What to produce
Retrieve every line of the data holding the word "this".

Source data
::::

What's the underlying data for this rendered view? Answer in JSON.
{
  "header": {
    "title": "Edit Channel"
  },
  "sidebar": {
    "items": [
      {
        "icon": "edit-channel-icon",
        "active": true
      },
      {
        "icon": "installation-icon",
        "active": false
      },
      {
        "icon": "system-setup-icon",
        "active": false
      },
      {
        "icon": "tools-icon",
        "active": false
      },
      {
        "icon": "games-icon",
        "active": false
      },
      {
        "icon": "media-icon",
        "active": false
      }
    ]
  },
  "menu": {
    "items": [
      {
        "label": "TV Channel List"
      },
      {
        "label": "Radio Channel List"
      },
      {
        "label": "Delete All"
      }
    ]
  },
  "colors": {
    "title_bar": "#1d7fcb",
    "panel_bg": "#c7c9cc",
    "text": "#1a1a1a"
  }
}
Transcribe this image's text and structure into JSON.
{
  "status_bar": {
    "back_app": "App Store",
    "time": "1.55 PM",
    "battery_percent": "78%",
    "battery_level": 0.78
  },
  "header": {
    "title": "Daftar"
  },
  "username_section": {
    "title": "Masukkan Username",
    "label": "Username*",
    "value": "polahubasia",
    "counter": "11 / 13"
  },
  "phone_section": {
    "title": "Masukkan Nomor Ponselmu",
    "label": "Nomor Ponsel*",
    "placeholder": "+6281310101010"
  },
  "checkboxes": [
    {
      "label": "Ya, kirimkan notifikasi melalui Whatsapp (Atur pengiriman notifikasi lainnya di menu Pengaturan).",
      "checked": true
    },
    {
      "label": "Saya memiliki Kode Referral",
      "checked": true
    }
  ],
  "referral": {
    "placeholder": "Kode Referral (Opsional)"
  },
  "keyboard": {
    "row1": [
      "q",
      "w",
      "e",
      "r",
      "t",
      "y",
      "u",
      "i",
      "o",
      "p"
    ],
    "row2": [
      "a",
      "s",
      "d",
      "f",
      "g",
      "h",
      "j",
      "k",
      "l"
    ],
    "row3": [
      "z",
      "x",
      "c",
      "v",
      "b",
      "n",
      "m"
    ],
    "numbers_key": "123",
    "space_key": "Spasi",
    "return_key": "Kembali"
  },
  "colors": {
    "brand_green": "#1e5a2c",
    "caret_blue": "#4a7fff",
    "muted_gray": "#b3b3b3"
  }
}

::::

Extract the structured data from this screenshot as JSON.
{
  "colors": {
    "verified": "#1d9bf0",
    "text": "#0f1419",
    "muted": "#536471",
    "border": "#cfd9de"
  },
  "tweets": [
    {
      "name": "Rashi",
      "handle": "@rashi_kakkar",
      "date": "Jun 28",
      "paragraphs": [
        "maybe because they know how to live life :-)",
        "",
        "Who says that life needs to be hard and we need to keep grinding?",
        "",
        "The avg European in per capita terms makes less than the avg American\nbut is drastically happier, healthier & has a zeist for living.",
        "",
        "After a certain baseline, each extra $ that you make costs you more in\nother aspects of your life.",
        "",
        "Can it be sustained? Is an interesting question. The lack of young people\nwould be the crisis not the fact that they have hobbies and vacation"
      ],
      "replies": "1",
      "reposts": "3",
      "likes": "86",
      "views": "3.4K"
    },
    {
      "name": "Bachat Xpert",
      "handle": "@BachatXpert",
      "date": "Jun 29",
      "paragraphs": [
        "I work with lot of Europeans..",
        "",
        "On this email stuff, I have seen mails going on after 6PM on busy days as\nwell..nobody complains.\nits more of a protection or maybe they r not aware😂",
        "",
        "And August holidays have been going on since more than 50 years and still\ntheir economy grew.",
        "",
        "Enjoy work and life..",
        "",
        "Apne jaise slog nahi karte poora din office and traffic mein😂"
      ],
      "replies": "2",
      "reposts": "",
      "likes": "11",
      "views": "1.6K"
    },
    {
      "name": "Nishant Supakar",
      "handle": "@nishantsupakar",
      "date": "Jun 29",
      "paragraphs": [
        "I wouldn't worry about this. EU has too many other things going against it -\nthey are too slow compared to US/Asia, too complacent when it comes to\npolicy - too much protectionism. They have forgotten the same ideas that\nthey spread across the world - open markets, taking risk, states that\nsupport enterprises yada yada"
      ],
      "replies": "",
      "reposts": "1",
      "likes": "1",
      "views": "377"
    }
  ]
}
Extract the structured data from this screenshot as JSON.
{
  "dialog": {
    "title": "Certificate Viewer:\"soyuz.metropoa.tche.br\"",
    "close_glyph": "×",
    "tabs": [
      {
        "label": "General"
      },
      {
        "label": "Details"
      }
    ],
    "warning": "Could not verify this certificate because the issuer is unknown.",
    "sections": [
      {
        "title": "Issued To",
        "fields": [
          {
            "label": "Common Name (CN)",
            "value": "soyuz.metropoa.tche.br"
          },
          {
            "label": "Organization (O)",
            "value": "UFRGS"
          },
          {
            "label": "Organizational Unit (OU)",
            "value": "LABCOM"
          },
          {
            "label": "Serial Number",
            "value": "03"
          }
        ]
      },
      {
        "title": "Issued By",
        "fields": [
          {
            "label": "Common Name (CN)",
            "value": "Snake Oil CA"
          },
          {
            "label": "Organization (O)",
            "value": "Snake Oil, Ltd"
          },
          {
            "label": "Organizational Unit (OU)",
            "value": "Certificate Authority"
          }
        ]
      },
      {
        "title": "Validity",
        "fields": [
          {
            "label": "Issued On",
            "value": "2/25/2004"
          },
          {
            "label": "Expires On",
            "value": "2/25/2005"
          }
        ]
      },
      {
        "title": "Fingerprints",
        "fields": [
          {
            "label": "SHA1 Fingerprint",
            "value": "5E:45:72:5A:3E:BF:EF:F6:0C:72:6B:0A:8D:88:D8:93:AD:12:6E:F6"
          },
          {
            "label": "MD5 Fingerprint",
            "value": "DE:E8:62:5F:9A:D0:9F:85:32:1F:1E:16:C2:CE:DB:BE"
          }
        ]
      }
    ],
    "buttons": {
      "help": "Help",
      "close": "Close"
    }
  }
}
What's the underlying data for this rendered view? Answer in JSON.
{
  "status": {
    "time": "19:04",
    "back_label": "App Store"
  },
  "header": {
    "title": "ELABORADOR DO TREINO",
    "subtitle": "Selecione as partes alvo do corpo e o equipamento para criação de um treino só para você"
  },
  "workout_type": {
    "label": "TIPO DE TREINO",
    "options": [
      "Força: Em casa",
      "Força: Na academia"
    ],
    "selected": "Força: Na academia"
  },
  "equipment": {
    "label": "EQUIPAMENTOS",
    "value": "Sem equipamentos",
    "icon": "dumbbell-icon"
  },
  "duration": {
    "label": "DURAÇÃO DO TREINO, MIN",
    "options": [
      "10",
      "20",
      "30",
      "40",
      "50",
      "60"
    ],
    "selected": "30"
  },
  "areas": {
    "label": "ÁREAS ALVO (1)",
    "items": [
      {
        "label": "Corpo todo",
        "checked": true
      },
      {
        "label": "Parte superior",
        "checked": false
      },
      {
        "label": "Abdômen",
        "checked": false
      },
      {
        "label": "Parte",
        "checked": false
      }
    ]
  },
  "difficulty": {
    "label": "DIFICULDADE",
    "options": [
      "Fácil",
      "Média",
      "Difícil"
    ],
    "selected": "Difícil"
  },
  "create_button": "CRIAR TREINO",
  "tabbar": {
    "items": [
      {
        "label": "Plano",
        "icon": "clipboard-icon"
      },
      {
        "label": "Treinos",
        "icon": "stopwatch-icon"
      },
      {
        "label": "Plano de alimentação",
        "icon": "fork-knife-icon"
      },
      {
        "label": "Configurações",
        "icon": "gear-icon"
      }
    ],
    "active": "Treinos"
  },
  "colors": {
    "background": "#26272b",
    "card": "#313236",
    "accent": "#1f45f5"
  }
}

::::

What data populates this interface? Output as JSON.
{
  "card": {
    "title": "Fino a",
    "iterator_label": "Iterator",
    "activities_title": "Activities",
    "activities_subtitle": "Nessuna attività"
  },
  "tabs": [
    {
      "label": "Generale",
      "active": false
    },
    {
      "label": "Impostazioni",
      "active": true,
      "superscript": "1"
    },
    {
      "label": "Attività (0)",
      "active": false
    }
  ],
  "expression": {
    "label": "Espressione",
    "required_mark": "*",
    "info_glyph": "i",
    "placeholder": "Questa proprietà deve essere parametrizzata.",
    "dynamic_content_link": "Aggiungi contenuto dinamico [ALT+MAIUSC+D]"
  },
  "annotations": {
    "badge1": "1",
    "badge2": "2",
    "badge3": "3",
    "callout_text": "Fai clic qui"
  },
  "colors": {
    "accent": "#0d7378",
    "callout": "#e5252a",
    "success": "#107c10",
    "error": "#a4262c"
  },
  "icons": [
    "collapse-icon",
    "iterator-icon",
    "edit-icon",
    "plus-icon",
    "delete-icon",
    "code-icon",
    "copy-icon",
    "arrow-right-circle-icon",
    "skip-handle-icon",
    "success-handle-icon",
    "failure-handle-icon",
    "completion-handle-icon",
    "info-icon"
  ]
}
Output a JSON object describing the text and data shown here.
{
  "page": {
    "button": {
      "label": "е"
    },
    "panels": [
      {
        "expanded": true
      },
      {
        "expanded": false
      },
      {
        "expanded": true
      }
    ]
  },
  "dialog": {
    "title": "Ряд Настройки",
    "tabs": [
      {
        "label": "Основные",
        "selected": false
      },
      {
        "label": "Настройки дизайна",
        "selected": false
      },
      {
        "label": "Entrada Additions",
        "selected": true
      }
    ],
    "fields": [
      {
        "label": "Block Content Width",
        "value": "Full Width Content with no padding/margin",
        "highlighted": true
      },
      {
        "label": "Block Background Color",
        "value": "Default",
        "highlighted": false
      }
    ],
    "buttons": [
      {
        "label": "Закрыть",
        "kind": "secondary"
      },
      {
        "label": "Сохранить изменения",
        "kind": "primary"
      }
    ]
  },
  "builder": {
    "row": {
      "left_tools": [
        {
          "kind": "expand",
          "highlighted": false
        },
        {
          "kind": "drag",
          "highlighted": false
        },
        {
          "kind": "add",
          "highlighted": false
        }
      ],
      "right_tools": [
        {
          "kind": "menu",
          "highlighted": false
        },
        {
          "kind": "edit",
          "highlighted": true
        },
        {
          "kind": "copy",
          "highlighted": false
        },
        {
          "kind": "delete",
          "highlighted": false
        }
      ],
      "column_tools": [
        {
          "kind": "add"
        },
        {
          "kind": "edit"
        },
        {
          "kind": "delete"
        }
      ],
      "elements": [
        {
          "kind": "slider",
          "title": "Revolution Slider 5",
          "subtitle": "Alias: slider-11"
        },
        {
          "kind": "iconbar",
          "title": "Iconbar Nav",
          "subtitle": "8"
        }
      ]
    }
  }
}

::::

Final answer
What's the underlying data for this rendered view? Answer in JSON.
Transcribe this image's text and structure into JSON.
Extract the structured data from this screenshot as JSON.
        "On this email stuff, I have seen mails going on after 6PM on busy days as\nwell..nobody complains.\nits more of a protection or maybe they r not aware😂",
        "I wouldn't worry about this. EU has too many other things going against it -\nthey are too slow compared to US/Asia, too complacent when it comes to\npolicy - too much protectionism. They have forgotten the same ideas that\nthey spread across the world - open markets, taking risk, states that\nsupport enterprises yada yada"
Extract the structured data from this screenshot as JSON.
    "warning": "Could not verify this certificate because the issuer is unknown.",
What's the underlying data for this rendered view? Answer in JSON.
What data populates this interface? Output as JSON.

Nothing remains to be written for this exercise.